LATEST UPDATE ON THE FEDERAL OVERTIME LAW
In May 2016, I wrote about the changes the Obama Administration had made to the overtime rule in the Fair Labor Standards Act (FLSA) which were set to take effect on December 1, 2016. You can read that post here. In short, the changes more than doubled the threshold salary level for employees to be exempt from overtime pay, increasing from $23,660 annually ($455 weekly) to $47,476 annually ($913 weekly). The rule also provides that that minimum salary would increase automatically every three years. The effect of increasing the threshold so dramatically is that overtime pay would be extended to over 4 million “white collar” employees previously exempted from it.
However, the new overtime rule was never implemented. As you can read in a post from November 2016 here, less than two weeks before the rule was set to take effect, a federal district court in Texas stopped it in its tracks when it issued a nationwide preliminary injunction after 21 states and a coalition of business groups challenged the rule. Additionally, after President Trump took office, his administration expressed disagreement with the new overtime rule, and subsequently withdrew the appeal of the issuance of the injunction filed by the Obama Administration.

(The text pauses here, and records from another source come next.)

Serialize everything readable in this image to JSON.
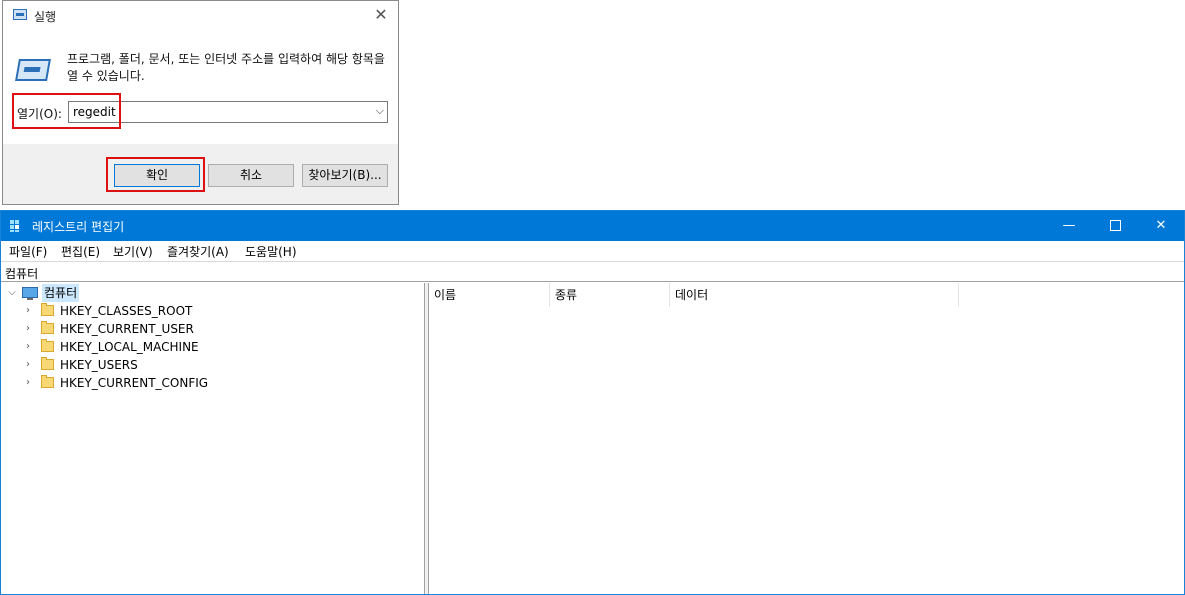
{
  "run_dialog": {
    "title": "실행",
    "description": "프로그램, 폴더, 문서, 또는 인터넷 주소를 입력하여 해당 항목을 열 수 있습니다.",
    "open_label": "열기(O):",
    "open_value": "regedit",
    "buttons": {
      "ok": "확인",
      "cancel": "취소",
      "browse": "찾아보기(B)..."
    },
    "icons": {
      "app": "run-icon",
      "close": "close-icon"
    }
  },
  "regedit": {
    "title": "레지스트리 편집기",
    "window_controls": {
      "minimize": "—",
      "close": "✕"
    },
    "menu": [
      "파일(F)",
      "편집(E)",
      "보기(V)",
      "즐겨찾기(A)",
      "도움말(H)"
    ],
    "address": "컴퓨터",
    "tree": {
      "root": "컴퓨터",
      "keys": [
        "HKEY_CLASSES_ROOT",
        "HKEY_CURRENT_USER",
        "HKEY_LOCAL_MACHINE",
        "HKEY_USERS",
        "HKEY_CURRENT_CONFIG"
      ]
    },
    "columns": [
      "이름",
      "종류",
      "데이터"
    ],
    "colors": {
      "titlebar": "#0078d7",
      "highlight_box": "#dd1111"
    }
  }
}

While the Trump Administration stated that it did not disagree with some increase to the salary threshold, it took issue with raising the salary limit so significantly and with increasing that limit automatically every three years thereafter. In fact, the administration published a Request for Information at the end of July 2017 through which it sought input from those impacted by the rule; the Administration sought public comment on several specific questions.
The latest event in the overtime saga occurred earlier this month, when the same federal district court in Texas that issued the temporary injunction invalidated the Obama Administration’s overtime rule. The court held that the significant increase would essentially make an employee’s duties, functions, or tasks irrelevant if his/her salary fell below the new minimum salary level, and that that result is not what Congress intended when it created the “white collar” exemptions from overtime pay in the FLSA.
We will keep you updated on what, if anything, comes from the Trump Administration’s request for public comment. There may still be an increase in the salary threshold under President Trump, albeit less significant than that sought by President Obama.